Saved data entries
****************

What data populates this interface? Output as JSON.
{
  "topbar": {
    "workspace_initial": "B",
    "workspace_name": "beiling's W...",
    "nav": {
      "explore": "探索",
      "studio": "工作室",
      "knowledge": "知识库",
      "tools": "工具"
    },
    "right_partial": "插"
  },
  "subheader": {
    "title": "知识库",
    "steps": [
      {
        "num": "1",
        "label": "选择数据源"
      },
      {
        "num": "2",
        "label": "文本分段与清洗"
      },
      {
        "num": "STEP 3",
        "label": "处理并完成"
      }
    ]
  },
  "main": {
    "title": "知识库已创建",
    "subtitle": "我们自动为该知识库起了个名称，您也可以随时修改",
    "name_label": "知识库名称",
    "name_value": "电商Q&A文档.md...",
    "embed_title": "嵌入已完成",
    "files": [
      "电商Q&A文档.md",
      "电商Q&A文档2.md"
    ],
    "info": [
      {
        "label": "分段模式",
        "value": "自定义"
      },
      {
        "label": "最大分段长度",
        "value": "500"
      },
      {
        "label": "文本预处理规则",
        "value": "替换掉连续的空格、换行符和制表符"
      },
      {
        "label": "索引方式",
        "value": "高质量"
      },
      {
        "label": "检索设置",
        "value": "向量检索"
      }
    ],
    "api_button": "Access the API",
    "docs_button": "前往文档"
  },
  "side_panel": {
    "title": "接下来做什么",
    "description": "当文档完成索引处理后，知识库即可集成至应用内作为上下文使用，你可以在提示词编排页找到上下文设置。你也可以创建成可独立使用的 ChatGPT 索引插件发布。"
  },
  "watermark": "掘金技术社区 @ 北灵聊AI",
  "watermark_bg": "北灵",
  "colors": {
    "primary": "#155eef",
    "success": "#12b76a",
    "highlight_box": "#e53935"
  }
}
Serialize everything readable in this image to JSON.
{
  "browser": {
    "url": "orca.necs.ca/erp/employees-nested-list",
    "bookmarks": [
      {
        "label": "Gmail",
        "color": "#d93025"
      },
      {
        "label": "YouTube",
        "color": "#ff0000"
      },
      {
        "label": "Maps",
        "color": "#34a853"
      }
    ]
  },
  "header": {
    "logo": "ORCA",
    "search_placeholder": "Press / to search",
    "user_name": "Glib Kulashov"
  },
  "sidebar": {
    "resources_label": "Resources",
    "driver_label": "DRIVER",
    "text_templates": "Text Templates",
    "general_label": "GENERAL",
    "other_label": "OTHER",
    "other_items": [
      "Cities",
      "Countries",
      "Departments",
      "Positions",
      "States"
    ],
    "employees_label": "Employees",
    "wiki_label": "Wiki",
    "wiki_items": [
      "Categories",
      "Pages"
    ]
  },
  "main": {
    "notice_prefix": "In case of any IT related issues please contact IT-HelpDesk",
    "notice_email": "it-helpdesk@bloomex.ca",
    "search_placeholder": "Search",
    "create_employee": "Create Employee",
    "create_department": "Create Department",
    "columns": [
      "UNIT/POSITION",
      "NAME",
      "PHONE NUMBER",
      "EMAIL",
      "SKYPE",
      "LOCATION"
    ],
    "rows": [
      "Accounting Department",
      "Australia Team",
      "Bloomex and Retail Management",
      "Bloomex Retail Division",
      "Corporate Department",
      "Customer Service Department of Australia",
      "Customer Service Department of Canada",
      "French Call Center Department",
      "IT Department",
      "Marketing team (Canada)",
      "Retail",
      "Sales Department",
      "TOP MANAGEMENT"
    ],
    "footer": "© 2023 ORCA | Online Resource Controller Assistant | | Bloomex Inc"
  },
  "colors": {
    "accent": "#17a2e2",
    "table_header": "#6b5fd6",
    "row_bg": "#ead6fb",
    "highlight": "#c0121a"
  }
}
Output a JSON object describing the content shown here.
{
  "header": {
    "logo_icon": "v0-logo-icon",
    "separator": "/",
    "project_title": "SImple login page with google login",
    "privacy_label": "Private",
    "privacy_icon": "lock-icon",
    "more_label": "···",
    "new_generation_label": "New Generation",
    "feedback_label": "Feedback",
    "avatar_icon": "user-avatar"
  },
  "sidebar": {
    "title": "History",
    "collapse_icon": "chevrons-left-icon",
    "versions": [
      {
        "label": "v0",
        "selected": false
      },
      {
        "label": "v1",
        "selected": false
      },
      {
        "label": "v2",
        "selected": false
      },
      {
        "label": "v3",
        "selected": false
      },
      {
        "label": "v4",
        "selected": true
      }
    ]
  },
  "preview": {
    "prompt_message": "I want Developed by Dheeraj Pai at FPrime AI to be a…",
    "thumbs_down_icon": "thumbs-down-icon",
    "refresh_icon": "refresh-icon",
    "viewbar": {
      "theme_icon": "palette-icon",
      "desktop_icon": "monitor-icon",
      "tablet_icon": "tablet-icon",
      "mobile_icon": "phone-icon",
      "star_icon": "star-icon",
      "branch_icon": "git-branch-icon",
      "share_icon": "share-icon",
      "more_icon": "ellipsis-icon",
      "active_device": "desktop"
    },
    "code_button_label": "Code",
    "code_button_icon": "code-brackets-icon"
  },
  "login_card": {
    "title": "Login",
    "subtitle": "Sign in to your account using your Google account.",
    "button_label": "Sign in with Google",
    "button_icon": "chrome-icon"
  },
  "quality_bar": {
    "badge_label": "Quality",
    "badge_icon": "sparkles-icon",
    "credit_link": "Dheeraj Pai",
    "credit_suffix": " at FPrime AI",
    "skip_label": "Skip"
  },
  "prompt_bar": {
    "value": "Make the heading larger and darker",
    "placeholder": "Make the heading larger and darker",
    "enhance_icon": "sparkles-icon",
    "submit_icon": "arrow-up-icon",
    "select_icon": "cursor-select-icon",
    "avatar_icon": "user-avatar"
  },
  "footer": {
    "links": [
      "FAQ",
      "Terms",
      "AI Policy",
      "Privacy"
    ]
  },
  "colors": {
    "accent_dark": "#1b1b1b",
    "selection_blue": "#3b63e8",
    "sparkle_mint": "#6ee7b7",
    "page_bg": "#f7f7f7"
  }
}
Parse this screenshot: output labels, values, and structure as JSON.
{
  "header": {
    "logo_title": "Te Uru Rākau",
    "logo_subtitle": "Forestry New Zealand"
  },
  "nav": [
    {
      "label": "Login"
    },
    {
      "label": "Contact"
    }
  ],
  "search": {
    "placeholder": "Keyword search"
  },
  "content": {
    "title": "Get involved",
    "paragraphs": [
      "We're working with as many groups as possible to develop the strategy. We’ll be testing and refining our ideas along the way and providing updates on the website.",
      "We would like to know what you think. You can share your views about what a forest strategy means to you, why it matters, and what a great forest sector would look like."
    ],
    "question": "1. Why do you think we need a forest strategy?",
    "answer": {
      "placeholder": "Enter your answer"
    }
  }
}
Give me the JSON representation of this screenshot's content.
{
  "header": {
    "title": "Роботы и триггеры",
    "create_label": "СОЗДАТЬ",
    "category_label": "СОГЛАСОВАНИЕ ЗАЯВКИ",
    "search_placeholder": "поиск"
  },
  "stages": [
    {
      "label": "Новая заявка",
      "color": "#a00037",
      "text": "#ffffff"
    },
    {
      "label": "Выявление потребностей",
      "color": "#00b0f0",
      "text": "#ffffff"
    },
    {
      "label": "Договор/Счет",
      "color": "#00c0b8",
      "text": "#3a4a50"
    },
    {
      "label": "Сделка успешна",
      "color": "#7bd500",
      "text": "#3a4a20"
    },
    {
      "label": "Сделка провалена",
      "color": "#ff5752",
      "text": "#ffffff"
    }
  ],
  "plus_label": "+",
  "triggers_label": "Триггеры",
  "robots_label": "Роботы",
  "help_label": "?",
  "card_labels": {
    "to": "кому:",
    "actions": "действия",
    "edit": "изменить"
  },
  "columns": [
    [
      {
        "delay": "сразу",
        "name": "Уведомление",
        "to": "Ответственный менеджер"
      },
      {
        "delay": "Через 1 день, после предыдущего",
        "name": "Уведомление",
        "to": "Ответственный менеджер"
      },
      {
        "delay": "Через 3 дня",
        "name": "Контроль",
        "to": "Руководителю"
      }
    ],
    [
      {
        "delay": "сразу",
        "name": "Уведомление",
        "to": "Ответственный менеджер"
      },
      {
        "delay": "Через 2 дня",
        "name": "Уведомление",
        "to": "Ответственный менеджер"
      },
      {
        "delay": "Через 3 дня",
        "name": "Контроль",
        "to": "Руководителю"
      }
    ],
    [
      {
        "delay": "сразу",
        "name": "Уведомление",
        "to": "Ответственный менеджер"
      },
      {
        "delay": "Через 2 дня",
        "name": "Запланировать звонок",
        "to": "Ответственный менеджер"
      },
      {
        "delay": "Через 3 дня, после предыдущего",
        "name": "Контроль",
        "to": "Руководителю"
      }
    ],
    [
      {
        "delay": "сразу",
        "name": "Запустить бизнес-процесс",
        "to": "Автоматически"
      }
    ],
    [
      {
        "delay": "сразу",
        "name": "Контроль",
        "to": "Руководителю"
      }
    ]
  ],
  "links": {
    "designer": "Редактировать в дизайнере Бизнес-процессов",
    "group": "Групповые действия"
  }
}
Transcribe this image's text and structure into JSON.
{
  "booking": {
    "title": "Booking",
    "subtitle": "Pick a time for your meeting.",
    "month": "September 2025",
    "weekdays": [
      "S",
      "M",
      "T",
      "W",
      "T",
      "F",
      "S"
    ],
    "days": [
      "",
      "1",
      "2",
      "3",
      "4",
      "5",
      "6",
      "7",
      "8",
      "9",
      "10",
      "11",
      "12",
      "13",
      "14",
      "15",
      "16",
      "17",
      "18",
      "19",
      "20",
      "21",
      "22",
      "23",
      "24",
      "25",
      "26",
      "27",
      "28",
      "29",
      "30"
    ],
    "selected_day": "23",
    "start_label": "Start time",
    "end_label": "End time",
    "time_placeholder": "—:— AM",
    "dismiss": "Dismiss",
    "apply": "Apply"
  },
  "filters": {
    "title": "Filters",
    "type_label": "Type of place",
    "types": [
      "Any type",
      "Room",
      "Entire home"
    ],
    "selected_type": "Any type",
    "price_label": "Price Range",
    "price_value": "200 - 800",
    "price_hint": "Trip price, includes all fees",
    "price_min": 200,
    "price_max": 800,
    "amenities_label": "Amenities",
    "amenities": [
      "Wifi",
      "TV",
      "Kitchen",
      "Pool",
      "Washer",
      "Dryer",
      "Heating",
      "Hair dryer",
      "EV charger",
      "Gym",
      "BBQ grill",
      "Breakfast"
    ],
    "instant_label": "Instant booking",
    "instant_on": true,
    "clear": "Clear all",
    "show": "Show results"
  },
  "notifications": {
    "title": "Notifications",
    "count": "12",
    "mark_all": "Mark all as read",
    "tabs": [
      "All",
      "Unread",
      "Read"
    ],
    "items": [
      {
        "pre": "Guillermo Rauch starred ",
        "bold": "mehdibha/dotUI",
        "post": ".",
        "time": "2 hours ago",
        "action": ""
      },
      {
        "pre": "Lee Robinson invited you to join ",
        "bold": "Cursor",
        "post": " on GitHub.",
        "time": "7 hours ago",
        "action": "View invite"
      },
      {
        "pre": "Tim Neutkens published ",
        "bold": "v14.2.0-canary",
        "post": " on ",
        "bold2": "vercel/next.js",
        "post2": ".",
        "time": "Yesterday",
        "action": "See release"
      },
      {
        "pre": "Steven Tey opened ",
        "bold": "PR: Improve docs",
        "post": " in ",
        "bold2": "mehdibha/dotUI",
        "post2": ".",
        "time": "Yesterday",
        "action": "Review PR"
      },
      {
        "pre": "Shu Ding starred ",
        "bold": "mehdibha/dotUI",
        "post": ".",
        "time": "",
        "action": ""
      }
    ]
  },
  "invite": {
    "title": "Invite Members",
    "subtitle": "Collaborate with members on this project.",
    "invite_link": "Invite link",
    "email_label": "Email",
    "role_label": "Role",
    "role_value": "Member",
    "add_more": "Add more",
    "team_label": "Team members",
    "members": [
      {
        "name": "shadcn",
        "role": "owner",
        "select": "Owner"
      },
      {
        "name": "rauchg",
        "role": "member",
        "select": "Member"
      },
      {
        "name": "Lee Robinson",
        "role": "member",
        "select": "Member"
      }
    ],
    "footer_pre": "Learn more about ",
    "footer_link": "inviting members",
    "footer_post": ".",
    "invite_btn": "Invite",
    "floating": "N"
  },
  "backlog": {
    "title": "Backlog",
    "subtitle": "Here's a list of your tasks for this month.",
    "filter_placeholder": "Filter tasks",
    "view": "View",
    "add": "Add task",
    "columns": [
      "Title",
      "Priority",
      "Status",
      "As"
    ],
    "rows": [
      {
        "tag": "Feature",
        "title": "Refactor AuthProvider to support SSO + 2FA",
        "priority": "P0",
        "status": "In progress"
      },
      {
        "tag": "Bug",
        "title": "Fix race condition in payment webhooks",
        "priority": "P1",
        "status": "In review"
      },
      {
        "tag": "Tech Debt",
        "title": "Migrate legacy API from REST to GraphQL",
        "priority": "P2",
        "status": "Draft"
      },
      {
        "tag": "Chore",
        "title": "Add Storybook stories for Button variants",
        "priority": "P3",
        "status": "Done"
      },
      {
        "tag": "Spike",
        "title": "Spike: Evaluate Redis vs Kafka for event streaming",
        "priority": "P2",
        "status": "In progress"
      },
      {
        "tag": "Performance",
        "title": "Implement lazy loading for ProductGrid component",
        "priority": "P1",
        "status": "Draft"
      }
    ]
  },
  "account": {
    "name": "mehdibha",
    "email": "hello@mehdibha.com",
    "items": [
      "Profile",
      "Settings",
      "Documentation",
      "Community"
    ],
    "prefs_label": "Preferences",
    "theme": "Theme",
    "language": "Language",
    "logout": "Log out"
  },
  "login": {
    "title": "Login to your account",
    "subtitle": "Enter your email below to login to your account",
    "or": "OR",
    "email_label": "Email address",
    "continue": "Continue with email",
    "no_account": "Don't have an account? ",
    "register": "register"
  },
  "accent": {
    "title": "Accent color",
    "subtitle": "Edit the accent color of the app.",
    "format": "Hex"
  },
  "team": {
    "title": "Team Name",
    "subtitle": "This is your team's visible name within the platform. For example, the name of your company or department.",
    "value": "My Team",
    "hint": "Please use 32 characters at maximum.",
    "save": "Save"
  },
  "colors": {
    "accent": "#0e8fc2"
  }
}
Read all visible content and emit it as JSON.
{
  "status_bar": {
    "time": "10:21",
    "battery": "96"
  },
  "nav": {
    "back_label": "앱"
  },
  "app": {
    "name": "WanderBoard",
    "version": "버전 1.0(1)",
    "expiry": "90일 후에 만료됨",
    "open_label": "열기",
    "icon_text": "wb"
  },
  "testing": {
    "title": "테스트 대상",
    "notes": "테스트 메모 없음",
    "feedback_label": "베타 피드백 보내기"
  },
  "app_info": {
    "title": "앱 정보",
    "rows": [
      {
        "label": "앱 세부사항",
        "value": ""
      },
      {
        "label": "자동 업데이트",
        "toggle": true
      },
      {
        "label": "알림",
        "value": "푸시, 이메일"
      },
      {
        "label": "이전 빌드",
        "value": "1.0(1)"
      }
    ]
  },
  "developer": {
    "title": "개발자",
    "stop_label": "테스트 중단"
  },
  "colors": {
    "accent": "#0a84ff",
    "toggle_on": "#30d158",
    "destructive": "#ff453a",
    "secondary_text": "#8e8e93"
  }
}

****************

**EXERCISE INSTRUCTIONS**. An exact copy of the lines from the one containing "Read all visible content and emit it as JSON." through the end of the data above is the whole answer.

**ANSWER TO THIS TASK**.
Read all visible content and emit it as JSON.
{
  "status_bar": {
    "time": "10:21",
    "battery": "96"
  },
  "nav": {
    "back_label": "앱"
  },
  "app": {
    "name": "WanderBoard",
    "version": "버전 1.0(1)",
    "expiry": "90일 후에 만료됨",
    "open_label": "열기",
    "icon_text": "wb"
  },
  "testing": {
    "title": "테스트 대상",
    "notes": "테스트 메모 없음",
    "feedback_label": "베타 피드백 보내기"
  },
  "app_info": {
    "title": "앱 정보",
    "rows": [
      {
        "label": "앱 세부사항",
        "value": ""
      },
      {
        "label": "자동 업데이트",
        "toggle": true
      },
      {
        "label": "알림",
        "value": "푸시, 이메일"
      },
      {
        "label": "이전 빌드",
        "value": "1.0(1)"
      }
    ]
  },
  "developer": {
    "title": "개발자",
    "stop_label": "테스트 중단"
  },
  "colors": {
    "accent": "#0a84ff",
    "toggle_on": "#30d158",
    "destructive": "#ff453a",
    "secondary_text": "#8e8e93"
  }
}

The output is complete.